Work instruction ▸ Each entry here needs to be given again exactly.
##### Dataset records
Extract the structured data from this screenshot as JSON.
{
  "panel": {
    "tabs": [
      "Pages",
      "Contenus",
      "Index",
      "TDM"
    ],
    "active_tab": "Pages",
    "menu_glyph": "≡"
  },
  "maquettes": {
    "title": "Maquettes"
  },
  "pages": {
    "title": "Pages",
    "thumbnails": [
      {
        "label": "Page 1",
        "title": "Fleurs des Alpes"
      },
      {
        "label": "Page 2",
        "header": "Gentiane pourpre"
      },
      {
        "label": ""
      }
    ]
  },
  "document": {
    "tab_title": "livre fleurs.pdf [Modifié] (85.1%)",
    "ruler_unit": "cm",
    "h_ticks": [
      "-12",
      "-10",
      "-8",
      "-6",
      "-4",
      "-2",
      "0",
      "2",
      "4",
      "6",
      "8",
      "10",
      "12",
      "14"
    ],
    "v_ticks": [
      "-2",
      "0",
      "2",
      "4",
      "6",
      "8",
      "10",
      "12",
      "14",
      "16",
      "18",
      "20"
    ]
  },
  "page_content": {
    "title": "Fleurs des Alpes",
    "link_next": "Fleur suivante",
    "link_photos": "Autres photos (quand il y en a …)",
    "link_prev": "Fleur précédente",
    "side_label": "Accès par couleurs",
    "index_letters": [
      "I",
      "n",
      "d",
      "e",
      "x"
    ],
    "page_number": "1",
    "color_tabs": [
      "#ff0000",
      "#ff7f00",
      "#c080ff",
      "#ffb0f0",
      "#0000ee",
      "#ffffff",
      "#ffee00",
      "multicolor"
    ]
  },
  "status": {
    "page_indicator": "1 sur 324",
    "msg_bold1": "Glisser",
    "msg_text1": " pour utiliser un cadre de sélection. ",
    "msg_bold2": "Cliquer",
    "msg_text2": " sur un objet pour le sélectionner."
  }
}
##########
Your response ▸
Extract the structured data from this screenshot as JSON.
{
  "panel": {
    "tabs": [
      "Pages",
      "Contenus",
      "Index",
      "TDM"
    ],
    "active_tab": "Pages",
    "menu_glyph": "≡"
  },
  "maquettes": {
    "title": "Maquettes"
  },
  "pages": {
    "title": "Pages",
    "thumbnails": [
      {
        "label": "Page 1",
        "title": "Fleurs des Alpes"
      },
      {
        "label": "Page 2",
        "header": "Gentiane pourpre"
      },
      {
        "label": ""
      }
    ]
  },
  "document": {
    "tab_title": "livre fleurs.pdf [Modifié] (85.1%)",
    "ruler_unit": "cm",
    "h_ticks": [
      "-12",
      "-10",
      "-8",
      "-6",
      "-4",
      "-2",
      "0",
      "2",
      "4",
      "6",
      "8",
      "10",
      "12",
      "14"
    ],
    "v_ticks": [
      "-2",
      "0",
      "2",
      "4",
      "6",
      "8",
      "10",
      "12",
      "14",
      "16",
      "18",
      "20"
    ]
  },
  "page_content": {
    "title": "Fleurs des Alpes",
    "link_next": "Fleur suivante",
    "link_photos": "Autres photos (quand il y en a …)",
    "link_prev": "Fleur précédente",
    "side_label": "Accès par couleurs",
    "index_letters": [
      "I",
      "n",
      "d",
      "e",
      "x"
    ],
    "page_number": "1",
    "color_tabs": [
      "#ff0000",
      "#ff7f00",
      "#c080ff",
      "#ffb0f0",
      "#0000ee",
      "#ffffff",
      "#ffee00",
      "multicolor"
    ]
  },
  "status": {
    "page_indicator": "1 sur 324",
    "msg_bold1": "Glisser",
    "msg_text1": " pour utiliser un cadre de sélection. ",
    "msg_bold2": "Cliquer",
    "msg_text2": " sur un objet pour le sélectionner."
  }
}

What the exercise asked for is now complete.